The total number of students enrolled in American colleges and universities declined in fall 2016, according to the National Student Clearinghouse Research Center.
I should say: declined again, because as my readers know, higher education enrollment has been sliding down without a break since 2013.
Let’s break the report down by key trends. And I apologize for catching this story a few weeks after the publication appeared.
According to the NSCRC the total number of students taking classes in US postsecondary institutions was 19,010,459. That’s down -1.4% from fall 2015’s 19,280,473, while that was down -1.7% from 2014’s 19,619,773. Corrected for duplication (students enrolled in multiple institutions) last fall’s numbers shrink a little further, down to 18,663,617.
By sector: enrollment especially declined in community colleges and for-profits. Four year private colleges and universities saw a slight drop. Four year public institutions alone saw growth, and that was very small:
The decline was all in undergraduate schools. Grad programs, numerically much smaller, actually grew a little, reaching 2,712,693, a 1.5% rise from 2015’s 2,672,738.
Gender: women continue to outnumber men, 10,867,311 to 8,143,148.
Academic programs: the leading majors for undergrads at four-year campuses were Business, Management, Marketing, and Related Support Liberal Arts and Sciences; General Studies and Humanities, (includes undeclared); Health Professions and Related Programs; Biological and Biomedical Sciences; Engineering. Community colleges are similar, but with some differences in ranking and selection: Liberal Arts and Sciences, General Studies and Humanities, (includes undeclared); Health Professions and Related Programs ; Business, Management, Marketing, and Related Support; Homeland Security, Law Enforcement, Firefighting, and Related Protective Services; Computer and Information Sciences and Support Services.

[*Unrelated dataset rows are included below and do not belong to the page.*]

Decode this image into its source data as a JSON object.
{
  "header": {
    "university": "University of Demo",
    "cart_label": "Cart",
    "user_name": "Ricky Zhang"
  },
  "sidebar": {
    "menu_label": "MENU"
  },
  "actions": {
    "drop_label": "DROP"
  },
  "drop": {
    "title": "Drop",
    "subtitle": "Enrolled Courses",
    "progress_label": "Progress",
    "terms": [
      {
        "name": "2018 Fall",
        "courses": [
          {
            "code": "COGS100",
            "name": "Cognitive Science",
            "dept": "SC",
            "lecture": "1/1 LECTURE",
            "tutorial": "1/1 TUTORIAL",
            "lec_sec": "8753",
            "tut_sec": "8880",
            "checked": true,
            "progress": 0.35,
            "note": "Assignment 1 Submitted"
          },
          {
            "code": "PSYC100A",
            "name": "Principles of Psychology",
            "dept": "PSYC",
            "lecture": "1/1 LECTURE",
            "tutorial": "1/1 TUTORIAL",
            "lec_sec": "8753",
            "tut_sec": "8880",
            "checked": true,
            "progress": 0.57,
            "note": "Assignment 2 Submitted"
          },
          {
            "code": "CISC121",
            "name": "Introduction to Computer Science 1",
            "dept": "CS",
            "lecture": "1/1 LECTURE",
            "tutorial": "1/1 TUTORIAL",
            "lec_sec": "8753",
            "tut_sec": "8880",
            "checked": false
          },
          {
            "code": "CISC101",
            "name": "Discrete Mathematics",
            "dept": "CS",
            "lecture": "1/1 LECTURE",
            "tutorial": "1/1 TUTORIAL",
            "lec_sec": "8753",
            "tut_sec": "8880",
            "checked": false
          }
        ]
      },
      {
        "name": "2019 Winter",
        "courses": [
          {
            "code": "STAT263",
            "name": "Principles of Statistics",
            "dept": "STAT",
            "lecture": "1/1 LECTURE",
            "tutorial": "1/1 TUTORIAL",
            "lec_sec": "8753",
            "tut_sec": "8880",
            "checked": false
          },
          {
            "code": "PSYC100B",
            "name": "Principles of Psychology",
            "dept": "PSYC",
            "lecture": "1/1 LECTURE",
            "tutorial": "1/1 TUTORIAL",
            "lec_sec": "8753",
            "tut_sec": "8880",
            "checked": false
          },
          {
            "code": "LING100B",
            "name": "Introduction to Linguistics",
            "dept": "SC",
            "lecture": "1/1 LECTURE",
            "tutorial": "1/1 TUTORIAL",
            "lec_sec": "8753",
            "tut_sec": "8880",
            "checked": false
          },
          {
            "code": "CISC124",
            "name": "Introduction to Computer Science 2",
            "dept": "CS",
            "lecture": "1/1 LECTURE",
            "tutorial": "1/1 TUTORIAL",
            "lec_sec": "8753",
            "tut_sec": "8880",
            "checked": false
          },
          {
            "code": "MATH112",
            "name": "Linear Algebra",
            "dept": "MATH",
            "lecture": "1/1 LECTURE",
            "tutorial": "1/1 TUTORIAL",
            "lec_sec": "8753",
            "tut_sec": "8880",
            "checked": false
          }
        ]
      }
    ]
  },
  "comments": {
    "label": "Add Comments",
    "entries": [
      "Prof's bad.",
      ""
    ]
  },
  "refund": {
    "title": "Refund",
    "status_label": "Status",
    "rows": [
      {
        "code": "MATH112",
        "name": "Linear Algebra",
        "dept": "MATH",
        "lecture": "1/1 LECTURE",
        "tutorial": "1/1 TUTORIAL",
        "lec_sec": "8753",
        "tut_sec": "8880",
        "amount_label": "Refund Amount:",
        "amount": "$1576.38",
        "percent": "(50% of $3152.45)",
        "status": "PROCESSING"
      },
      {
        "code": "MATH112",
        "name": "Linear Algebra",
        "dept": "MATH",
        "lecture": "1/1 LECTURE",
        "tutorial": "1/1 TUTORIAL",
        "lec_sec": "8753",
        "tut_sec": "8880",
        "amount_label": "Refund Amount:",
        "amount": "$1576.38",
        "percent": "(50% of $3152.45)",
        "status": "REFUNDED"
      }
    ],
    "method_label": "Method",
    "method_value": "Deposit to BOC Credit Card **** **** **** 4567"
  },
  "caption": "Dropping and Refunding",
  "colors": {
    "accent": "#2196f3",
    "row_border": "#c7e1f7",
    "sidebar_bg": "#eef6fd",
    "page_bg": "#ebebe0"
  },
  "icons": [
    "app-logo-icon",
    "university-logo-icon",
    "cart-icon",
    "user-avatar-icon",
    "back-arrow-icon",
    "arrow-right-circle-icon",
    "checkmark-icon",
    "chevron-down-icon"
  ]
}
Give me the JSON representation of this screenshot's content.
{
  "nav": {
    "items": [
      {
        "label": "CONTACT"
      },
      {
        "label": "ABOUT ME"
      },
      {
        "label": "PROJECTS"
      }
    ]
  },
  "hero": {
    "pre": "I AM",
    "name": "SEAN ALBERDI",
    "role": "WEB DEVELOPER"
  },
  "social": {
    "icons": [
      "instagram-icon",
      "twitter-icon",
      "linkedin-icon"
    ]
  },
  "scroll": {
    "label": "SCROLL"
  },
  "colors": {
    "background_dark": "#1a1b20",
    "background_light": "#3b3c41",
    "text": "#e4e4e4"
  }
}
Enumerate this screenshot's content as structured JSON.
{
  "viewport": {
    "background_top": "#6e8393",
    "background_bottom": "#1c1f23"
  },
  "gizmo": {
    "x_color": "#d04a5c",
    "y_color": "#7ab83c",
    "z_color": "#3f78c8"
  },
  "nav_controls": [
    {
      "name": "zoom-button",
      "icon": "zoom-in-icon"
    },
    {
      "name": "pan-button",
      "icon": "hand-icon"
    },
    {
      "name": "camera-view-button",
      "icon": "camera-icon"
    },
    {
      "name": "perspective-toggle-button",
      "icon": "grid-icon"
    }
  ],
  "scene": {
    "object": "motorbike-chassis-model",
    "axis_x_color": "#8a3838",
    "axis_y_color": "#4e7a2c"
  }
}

What does this mean for higher education?
- For-profits are continuing to collapse. It’s not clear where those students are going, but other sectors don’t seem to be attracting them.
- Tuition-dependent institutions – i.e., just about everybody – are seeing their market shrink. We should therefore expect increased competition and more resistance to collaboration. Increased raiding of other countries for students is also likely.
- Watch those majors carefully. That’s where resources are likeliest to flow. Queen sacrifices should resume.
- Will campuses spend more on instruction or on support staff? It depends on which they see as more effective in winning students from this ever-dwindling pool.
- Will state and federal politicians interpret this half-decade decline as a sign that higher ed is less powerful politically? Is the drop also ammunition for eroding or changing up federal support, while continuing to cut state funding?